As I am writing this, the 1965 movie ‘Born Free’ is on television here in Annaberg. Since I wrote about it in a previous blog and constantly refer to the book in conversations about cats/animals, I find it ironic to be watching it on Christmas Day here in Annaberg, albeit in German.
The scene had been set for me early in my childhood – it has been a dream for as long as I can remember to have a white Christmas just as I had read in my childhood books such as ‘Rupert Bear’ amongst others. I lived in England for nearly 7 years between 1984-1991 and only had one semi-white Christmas in that time being in the north of the country.
Now it is Christmas 2015, I am staying with German friends in Annaberg-Bucholz near the Czech Republic border, high in the mountains. I have known my friends for 40 years and they moved back to their ‘homeland’ from living near Cologne, where they managed to live after getting out of what was East Germany a few years before the wall came down.
The temperature here is currently around 10oC – still too warm for snow. It is cold, especially when the wind blows, but they normally have temperatures of 10-20oC below. I am hoping for a light dusting of snow but I did not think before I booked my flight here that, if it was excessively heavy I might not make it back to Dresden for my flight home to Sydney.
The drive from Dresden to Annaberg-Bucholz takes around 1 1/2 hours via Freiberg, where we stopped to see their Weihnachtsmarkts and have fantastic cake in a delightful place called Kaffee Hartmann, then through Chemnitz onto Annaberg.
I arrived in time for the last 2 days of the Weihnachtsmarkt which are very famous here in Annaberg.
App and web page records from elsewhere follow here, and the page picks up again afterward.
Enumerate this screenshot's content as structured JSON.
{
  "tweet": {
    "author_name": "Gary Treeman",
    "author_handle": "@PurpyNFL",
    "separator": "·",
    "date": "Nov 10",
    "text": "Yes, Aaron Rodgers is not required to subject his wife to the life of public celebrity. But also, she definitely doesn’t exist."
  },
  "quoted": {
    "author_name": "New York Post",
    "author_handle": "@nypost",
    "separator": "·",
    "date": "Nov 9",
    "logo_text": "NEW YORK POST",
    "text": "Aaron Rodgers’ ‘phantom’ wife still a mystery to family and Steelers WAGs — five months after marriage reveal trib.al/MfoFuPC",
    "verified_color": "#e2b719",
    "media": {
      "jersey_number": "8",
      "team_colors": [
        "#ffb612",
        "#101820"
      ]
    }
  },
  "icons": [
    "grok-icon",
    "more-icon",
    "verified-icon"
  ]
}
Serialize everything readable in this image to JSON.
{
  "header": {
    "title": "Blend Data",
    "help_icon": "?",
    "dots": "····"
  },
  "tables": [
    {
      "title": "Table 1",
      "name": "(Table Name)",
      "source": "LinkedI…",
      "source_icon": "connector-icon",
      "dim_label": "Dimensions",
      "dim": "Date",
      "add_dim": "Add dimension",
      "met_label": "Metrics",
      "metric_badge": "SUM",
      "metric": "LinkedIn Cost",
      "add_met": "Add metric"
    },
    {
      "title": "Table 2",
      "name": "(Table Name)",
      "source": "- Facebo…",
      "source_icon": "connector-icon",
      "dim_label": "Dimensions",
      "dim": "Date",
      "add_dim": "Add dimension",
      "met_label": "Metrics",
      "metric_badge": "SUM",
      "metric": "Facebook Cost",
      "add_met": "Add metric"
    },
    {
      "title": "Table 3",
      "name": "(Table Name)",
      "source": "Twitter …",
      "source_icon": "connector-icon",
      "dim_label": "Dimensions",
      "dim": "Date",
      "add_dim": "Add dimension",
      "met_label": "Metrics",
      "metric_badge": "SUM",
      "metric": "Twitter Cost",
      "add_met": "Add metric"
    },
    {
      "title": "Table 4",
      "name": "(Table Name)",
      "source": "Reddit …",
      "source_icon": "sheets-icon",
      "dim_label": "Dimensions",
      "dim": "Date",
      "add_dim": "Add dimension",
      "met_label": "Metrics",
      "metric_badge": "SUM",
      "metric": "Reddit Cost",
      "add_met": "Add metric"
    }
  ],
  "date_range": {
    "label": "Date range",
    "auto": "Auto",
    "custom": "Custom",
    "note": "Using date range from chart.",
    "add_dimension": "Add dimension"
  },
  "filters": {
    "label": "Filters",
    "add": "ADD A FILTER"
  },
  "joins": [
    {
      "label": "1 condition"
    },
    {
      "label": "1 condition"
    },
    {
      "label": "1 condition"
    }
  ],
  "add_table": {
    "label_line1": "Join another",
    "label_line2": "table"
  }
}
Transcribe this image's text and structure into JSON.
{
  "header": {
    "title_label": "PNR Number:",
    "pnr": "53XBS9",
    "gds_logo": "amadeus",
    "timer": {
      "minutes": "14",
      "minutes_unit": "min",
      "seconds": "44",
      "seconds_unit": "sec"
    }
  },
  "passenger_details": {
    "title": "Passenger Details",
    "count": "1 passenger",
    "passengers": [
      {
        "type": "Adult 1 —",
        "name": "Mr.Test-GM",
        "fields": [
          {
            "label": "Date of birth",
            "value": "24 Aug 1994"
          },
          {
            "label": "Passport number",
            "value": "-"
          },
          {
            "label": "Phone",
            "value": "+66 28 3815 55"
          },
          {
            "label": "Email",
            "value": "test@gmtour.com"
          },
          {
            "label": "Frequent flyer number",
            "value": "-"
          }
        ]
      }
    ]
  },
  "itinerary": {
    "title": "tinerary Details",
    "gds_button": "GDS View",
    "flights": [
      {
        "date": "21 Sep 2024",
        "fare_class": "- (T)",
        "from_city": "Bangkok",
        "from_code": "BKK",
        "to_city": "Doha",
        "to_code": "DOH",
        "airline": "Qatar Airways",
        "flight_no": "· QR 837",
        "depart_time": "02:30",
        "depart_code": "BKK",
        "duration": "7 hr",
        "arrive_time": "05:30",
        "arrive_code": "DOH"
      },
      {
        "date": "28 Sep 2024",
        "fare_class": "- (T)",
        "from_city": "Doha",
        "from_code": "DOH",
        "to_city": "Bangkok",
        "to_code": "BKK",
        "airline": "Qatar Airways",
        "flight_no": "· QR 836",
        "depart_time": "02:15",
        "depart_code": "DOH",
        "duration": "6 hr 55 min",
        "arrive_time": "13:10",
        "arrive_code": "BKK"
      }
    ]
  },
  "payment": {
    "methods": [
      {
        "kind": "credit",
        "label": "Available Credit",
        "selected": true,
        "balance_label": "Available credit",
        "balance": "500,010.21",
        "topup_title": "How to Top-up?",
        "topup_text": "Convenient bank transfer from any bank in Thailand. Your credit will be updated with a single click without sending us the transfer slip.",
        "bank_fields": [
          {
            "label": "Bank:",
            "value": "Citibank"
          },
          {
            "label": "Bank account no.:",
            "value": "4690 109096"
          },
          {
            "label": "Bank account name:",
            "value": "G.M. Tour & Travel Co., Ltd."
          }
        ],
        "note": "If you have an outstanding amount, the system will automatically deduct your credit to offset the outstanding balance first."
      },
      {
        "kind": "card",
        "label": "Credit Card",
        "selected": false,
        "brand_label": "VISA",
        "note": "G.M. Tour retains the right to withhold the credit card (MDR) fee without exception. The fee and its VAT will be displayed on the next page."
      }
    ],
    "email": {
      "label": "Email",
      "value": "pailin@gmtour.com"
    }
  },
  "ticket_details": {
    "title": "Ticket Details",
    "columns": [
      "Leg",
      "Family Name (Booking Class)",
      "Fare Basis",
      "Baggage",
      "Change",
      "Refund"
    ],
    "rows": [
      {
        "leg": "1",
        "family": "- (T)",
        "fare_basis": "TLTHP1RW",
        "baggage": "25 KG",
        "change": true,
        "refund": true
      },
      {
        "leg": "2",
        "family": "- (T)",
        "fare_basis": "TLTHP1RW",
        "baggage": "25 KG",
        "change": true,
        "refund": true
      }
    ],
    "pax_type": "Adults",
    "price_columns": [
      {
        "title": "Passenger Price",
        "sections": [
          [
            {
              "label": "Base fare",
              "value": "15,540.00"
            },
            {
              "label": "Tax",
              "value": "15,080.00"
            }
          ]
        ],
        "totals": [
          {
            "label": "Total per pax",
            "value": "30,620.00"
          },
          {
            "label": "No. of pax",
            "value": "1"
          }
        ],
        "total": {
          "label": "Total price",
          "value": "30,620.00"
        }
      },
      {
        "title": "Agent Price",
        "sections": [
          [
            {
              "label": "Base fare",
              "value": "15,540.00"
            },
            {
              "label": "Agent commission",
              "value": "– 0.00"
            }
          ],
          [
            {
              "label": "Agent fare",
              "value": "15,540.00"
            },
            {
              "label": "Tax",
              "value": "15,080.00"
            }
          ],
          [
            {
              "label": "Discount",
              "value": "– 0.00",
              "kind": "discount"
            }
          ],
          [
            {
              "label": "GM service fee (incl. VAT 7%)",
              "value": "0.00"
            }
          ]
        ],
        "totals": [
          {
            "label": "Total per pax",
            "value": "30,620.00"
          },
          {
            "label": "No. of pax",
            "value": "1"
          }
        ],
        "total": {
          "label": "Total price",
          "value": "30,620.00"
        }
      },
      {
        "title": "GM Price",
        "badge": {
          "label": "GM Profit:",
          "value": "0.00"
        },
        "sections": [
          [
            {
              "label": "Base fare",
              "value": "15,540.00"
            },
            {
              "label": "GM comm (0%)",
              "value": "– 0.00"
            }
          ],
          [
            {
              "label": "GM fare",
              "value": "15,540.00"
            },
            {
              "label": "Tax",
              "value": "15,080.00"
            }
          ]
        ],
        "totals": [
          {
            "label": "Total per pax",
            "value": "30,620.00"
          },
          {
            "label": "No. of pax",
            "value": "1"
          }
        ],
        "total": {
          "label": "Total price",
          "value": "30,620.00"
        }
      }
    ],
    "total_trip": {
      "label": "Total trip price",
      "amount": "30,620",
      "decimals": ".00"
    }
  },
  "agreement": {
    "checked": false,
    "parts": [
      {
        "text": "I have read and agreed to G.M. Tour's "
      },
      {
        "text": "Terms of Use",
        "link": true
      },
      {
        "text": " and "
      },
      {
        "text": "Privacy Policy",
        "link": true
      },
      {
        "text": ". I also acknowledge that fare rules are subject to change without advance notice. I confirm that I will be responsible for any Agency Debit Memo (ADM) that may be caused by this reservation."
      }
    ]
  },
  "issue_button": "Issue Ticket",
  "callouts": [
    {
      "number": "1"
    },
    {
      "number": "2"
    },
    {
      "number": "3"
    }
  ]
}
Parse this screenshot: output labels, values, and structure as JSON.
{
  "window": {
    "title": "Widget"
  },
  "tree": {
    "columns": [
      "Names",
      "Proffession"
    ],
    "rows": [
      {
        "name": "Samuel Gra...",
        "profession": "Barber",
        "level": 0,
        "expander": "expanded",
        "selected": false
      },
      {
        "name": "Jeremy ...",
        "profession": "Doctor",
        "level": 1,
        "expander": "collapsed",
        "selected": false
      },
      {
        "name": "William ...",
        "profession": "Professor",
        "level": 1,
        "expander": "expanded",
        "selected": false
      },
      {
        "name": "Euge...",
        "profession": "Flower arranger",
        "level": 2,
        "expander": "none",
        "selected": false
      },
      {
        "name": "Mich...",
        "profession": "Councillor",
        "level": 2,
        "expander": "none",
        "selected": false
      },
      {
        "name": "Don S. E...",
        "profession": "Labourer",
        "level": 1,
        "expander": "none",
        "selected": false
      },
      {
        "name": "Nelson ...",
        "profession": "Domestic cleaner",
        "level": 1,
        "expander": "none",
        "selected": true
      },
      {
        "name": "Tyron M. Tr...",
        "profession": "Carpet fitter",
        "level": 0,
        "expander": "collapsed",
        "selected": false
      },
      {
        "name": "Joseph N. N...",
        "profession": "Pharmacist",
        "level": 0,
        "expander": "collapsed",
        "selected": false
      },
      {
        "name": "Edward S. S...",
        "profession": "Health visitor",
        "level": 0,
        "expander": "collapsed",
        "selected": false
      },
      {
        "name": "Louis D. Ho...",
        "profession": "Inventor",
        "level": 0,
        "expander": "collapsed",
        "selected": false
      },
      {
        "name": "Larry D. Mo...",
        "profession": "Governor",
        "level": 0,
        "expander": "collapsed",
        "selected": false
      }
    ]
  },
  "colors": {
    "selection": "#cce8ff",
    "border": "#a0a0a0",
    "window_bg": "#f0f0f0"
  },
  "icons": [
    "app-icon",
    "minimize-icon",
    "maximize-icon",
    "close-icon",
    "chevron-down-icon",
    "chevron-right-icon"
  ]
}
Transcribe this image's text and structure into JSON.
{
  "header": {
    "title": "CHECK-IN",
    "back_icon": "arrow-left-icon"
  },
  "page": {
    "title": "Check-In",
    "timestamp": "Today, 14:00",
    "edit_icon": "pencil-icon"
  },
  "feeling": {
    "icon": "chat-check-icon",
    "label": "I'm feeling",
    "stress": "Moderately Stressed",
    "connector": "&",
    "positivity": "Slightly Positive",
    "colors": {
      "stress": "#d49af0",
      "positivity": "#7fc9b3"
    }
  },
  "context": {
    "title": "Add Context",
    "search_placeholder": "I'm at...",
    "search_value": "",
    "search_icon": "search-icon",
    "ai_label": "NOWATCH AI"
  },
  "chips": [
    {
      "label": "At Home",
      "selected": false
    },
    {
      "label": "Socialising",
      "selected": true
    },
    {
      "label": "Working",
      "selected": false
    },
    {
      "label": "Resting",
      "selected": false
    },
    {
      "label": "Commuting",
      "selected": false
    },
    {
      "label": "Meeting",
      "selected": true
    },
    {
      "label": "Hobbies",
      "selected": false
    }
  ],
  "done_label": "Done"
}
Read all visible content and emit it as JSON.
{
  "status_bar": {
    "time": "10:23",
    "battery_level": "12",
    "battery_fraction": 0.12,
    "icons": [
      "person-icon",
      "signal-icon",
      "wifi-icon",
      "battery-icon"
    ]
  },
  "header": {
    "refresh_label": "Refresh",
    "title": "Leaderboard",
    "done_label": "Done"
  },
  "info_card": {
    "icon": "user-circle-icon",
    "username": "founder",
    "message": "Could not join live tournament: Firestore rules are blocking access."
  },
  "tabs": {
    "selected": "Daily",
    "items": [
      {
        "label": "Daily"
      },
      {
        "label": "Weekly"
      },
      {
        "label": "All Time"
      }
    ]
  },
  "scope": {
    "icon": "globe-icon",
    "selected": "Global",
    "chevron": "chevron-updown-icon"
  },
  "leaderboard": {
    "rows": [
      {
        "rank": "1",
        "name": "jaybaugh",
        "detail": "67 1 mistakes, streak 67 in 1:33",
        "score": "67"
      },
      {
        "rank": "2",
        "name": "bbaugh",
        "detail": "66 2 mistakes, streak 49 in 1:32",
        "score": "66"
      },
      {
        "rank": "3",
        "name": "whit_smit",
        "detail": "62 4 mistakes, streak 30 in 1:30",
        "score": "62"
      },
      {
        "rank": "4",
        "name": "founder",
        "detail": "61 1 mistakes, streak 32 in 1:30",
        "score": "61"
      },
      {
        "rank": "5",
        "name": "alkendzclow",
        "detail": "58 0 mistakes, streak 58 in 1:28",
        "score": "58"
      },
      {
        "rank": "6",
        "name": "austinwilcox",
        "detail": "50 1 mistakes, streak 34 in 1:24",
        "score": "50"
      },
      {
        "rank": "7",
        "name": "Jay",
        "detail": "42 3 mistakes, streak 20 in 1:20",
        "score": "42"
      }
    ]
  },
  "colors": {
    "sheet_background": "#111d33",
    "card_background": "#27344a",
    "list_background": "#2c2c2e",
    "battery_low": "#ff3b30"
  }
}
They are not as touristy as the ones in the west of Germany, so the locals tell me. The atmosphere is just as I had dreamed as a child with the lovely lights and smell of Glühwein, which I must say is lethal. One must have a sausage and roll to go with it, definitely do not drink this wonderfully warm spiced drink on an empty stomach, your head will be separated from your body in no time! The white wine version with cinnamon (zimt) is much more palatable in my opinion and very popular.
The markets are held in the city centre where it is level, I say this because the rest of the place is a Grade 3 climb!! Or at least it will feel like that after 2 or 3 Glühweins! Sell your soul to get someone to carry you back up if you happen to be staying up the hill from the shops.
This part of Germany is known as the Ore Mountains (Erzebirge) in Saxony, which forms part of a natural border between Germany and the Czech Republic. The history is in mining and when that finished, intricate lace work and wood carvings for toys took over as two of the dominant incomes for the region.
One of the smarter things I did before I left was buy beautiful soft, warm possum/merino clothing from The Wool Company in New Zealand, after all I am a Kiwi!! I really try to support something as beautifully produced as their products which are all made in NZ. Their fine merino singlet tops are just fantastic next to the skin and the fingerless mittens are perfect if, like me, you love your photography, to keep shooting without having to remove gloves all the time. Plus, they all pack down very flat in your suitcase without weighing too much. Two of the warmest fibres you can wear next to your skin apart from very soft merino wool are possum fur (possums being a major pest in NZ) and vicuńa from Peru. Since I am not about rob a bank anytime soon to pay the prohibitive cost of that fibre, possum is the way to go. I knew from years of living in England that wearing layers is always the best in cold climates, especially when you are walking around.
It is also important to wear good walking boots, I bought a pair of fur-lined Ara ones which are serving me exceedingly well.
We visited Seiffen a couple of days after arriving, it is a delightful Christmas craft town which the children love immensely. It is about a 1/2 hour drive from Annaberg and quite out of the way with no train station, in fact this region really requires a car to get around and see the villages.
This part of Germany has an extremely rich history with an equally proud population to support this. The landscape is strikingly beautiful albeit slightly austere, it is a very different beauty to the magical world of Bavaria with its rivers and idyllic castles floating high above near the clouds.